With one public art project already in the works to be installed at the Royal Palm Beach Cultural Center, Royal Palm Beach’s Planning & Zoning Commission — which also serves as the Public Art Advisory Board — heard plans Tuesday, Jan. 10 for another piece of public art, this time at the Aldi Distribution Warehouse off State Road 7.
Artist Robert Fehre is looking forward to bringing his work called “Transcendence” to the public eye.
The proposed stainless-steel sculpture is 10 feet tall, 8 feet wide and 8 feet deep. The concrete base will expand it to 13 feet in height. It is slated to stand in front of the Aldi warehouse, located at 1131, 1141, 1151 and 1161 North State Road 7. The welded structure showcases three spires with three levels of horizontal circles in the center.
“It’s called Transcendence, which is a universal meaning of transcending into positivity and just being who you are as a person,” Fehre explained. “There is going to be lighting for the sculpture. There are going to be three lights to light up the sculpture from dusk until dawn, I believe. The proposed anchoring will be cinched down using concrete cinches. The piece will be welded.”
Fehre is a local artist with a large, welded sculpture commissioned by the City of West Palm Beach and located behind the Norton Museum of Art, where he is also a teaching artist. He also has a photographic piece as part of the permanent collection at the Orange County Convention Center.
Michael Lanford, representing R.P. Logistics LLC, was very enthusiastic about the project overall.
“It has been a great experience. I’m super excited to put this thing out here. It has been great, and I would put public art in front of all my buildings now if I could,” he said.
The commissioners were very supportive of the work and approved it unanimously.

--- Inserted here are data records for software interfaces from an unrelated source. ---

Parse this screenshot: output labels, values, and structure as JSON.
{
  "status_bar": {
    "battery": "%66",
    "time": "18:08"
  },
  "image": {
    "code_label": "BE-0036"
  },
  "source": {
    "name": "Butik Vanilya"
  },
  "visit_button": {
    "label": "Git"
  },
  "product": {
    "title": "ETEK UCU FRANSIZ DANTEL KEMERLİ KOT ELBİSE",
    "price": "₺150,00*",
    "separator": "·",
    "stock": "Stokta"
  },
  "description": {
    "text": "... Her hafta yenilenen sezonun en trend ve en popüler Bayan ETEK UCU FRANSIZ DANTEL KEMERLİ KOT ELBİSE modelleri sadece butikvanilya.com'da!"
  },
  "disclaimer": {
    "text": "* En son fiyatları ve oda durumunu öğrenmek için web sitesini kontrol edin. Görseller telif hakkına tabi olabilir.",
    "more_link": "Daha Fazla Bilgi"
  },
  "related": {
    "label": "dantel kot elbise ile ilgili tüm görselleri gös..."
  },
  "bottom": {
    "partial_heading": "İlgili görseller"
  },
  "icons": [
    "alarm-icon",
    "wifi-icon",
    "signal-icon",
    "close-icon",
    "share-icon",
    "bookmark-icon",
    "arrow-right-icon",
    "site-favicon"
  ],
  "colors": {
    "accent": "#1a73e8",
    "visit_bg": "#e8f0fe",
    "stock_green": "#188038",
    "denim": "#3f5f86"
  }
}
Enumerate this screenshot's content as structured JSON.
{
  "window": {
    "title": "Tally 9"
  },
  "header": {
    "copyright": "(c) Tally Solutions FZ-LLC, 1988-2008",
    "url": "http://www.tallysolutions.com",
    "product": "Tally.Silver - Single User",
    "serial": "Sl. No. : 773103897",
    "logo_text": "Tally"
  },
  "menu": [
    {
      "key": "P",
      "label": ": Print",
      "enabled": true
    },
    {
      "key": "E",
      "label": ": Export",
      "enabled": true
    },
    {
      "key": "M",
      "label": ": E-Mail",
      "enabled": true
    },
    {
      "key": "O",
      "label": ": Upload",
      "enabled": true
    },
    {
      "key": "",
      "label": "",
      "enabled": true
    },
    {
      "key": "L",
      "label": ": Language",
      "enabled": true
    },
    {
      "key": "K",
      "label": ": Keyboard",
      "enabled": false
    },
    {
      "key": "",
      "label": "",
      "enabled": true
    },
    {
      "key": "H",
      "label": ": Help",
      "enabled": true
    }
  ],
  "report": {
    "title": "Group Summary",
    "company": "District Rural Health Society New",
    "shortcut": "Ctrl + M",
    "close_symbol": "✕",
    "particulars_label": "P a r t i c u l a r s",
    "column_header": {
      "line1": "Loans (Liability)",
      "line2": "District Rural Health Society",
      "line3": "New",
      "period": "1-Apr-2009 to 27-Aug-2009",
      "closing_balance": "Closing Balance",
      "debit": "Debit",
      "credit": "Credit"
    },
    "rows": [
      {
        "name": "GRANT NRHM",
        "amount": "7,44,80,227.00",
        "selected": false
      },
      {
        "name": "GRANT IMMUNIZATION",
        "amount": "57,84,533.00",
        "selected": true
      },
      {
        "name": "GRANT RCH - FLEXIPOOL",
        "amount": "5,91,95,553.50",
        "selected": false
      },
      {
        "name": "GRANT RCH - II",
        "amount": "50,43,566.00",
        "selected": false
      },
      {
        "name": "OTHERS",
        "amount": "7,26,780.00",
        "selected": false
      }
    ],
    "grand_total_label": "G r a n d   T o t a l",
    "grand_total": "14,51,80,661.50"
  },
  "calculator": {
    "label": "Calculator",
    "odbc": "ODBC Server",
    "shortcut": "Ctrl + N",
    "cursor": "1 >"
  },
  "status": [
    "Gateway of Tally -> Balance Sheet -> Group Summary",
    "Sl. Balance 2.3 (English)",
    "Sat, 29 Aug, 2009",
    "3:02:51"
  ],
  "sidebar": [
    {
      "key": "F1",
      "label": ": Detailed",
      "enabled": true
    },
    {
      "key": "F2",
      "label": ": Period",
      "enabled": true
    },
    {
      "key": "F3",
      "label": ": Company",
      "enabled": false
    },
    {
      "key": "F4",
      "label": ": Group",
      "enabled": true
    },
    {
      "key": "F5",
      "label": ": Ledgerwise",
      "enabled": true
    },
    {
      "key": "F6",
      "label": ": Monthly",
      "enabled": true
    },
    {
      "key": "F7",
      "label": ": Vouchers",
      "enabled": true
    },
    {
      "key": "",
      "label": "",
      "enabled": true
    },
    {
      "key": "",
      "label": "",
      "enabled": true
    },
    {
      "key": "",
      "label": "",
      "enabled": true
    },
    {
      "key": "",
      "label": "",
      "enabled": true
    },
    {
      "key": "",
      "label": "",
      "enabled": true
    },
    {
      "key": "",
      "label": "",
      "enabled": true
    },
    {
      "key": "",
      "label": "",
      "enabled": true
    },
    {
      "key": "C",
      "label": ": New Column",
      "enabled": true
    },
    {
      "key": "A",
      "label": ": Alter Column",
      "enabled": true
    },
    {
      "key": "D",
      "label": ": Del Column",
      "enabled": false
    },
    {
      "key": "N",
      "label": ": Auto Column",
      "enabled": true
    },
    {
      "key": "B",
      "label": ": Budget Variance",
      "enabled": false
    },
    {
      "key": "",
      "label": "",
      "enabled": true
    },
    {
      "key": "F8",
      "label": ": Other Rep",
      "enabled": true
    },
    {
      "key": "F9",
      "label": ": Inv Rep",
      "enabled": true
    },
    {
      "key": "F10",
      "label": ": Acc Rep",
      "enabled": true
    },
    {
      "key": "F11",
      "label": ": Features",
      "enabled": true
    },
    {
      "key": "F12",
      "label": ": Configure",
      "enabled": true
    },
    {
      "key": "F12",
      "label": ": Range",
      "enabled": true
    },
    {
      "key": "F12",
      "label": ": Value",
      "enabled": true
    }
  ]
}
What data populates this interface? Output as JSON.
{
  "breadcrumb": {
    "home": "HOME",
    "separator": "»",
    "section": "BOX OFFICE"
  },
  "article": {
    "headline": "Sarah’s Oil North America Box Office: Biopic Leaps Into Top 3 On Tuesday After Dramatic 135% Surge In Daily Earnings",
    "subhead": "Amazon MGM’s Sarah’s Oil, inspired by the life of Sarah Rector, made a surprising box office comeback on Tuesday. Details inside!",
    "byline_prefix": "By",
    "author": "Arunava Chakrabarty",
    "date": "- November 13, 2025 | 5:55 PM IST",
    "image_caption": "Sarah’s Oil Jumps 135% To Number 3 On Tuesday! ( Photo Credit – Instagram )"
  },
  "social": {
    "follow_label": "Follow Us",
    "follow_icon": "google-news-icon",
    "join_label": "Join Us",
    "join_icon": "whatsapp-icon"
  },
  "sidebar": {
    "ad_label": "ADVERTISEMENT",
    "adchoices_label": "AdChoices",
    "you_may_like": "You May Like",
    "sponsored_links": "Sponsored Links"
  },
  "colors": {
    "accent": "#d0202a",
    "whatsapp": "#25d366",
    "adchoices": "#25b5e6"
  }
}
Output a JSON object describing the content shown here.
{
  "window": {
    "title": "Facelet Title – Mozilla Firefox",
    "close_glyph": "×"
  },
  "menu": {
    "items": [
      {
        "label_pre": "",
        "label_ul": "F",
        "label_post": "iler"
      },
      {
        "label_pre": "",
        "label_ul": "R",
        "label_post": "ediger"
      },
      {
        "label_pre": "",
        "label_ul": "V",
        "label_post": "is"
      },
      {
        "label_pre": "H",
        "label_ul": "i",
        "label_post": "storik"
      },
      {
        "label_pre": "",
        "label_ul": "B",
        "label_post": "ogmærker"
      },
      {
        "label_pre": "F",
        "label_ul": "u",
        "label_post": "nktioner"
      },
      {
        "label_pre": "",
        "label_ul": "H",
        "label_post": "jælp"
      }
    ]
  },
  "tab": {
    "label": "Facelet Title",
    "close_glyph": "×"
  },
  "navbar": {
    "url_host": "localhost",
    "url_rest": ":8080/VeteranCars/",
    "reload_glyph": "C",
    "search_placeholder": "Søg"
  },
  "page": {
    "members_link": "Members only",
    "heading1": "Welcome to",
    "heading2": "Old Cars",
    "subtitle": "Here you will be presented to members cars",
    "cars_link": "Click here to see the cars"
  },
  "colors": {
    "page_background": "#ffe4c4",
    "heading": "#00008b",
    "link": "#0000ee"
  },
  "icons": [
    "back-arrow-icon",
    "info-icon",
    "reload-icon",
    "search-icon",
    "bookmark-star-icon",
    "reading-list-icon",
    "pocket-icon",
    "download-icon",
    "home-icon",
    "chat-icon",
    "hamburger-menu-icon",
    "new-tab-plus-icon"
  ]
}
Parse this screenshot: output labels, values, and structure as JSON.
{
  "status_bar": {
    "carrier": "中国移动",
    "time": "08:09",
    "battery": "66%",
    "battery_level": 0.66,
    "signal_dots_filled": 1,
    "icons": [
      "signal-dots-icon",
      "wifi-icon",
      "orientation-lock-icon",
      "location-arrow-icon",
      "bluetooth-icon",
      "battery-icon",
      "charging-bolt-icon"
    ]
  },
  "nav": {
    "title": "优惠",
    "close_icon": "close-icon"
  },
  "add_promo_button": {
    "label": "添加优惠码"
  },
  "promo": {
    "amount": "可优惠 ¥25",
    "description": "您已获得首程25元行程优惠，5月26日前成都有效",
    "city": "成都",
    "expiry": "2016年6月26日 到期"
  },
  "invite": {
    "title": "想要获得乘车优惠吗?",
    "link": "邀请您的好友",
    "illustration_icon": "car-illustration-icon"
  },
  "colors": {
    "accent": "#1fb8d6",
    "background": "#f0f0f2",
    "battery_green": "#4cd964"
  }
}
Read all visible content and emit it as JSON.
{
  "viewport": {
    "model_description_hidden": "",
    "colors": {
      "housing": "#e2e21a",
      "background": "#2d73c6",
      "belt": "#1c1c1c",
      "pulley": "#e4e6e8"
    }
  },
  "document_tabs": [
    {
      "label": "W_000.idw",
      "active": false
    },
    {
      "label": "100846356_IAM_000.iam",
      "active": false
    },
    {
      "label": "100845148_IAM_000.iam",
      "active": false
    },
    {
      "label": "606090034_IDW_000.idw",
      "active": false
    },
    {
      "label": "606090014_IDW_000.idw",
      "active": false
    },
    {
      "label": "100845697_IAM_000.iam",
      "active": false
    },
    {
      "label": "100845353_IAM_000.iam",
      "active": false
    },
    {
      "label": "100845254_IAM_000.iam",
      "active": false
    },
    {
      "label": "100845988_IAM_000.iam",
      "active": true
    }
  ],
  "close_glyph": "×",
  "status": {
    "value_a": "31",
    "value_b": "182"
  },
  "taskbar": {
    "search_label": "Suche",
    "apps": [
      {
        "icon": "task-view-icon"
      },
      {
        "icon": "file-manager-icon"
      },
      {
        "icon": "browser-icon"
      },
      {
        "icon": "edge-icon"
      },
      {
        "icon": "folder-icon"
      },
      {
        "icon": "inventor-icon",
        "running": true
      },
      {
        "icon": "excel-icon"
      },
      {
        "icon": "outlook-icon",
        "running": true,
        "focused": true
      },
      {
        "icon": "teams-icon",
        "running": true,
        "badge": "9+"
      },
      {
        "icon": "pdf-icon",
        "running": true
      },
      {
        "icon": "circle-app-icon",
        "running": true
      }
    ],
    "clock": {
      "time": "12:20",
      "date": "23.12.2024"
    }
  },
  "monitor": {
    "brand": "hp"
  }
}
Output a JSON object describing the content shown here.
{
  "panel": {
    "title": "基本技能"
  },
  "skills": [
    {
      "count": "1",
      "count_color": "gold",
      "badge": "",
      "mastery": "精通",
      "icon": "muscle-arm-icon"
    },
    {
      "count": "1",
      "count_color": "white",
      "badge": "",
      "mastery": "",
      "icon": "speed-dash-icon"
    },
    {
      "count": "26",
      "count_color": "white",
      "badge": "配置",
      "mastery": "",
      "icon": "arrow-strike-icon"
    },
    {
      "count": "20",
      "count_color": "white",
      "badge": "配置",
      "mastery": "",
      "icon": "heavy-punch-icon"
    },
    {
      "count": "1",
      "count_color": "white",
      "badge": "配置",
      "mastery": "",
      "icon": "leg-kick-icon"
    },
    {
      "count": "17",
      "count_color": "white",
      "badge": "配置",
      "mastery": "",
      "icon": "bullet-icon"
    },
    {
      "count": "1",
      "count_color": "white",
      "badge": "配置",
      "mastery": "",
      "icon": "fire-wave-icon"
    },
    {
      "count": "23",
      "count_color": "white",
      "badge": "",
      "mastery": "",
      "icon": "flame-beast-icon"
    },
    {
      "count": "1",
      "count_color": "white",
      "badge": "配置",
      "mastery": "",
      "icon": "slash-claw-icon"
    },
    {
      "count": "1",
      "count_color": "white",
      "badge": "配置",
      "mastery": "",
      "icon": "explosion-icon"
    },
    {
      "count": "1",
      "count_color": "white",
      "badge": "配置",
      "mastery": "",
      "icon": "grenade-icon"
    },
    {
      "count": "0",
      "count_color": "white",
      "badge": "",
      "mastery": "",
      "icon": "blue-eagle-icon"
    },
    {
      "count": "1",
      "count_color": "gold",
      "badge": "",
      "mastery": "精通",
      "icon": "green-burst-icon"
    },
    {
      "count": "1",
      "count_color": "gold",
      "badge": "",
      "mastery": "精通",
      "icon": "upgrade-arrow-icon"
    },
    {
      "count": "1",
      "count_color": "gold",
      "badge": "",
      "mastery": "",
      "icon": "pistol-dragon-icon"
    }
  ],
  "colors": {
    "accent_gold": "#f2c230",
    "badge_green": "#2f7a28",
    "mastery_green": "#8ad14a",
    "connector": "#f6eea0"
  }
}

If approved by the Royal Palm Beach Village Council, fabrication will begin immediately, and installation will likely take place in June 2023.
“It looks really cool, man,” Commissioner Adam Miller said.
Commission Alternate Kara Cowser asked about public access to the site. “I really want to make sure his work gets seen by the public,” she said.
Lanford reassured the commissioners that the traffic along Aldi Way leads to another shopping center and other businesses and will certainly be in the public view.
Public Art Professional Mario Lopez Pisani returned with an update to the works of art planned for the Cultural Center. Instead of one commissioned piece and two purchased pre-existing photo collages, the village will still purchase one commissioned piece and the original American flag piece that was presented to the commissioners in December. The commissioners supported the changes.
In other business:
• During the regular Planning & Zoning Commission meeting, the board unanimously approved design updates to both the Taco Bell restaurant at 10115 Southern Blvd. and the Rooms to Go store at 161 South State Road 7. The latter is removing the existing arches and updating the façade. The new storefront will have more windows, the roof changed from barrel tile to metal, and the new colors will be white and off-white instead of the current earth tones.
• The commissioners rejected a request from a resident of Whitcombe Drive for a variance for a swimming pool to be built without the necessary rear setback — three feet instead of the required eight feet. The resident would like to build the pool to allow for aquatic therapy after having been in an accident. Village staff did not recommend approval, as it would grant special privileges. The commissioners voted 3-1 against the variance with Miller dissenting. The variance application will still be presented to the council at a future meeting.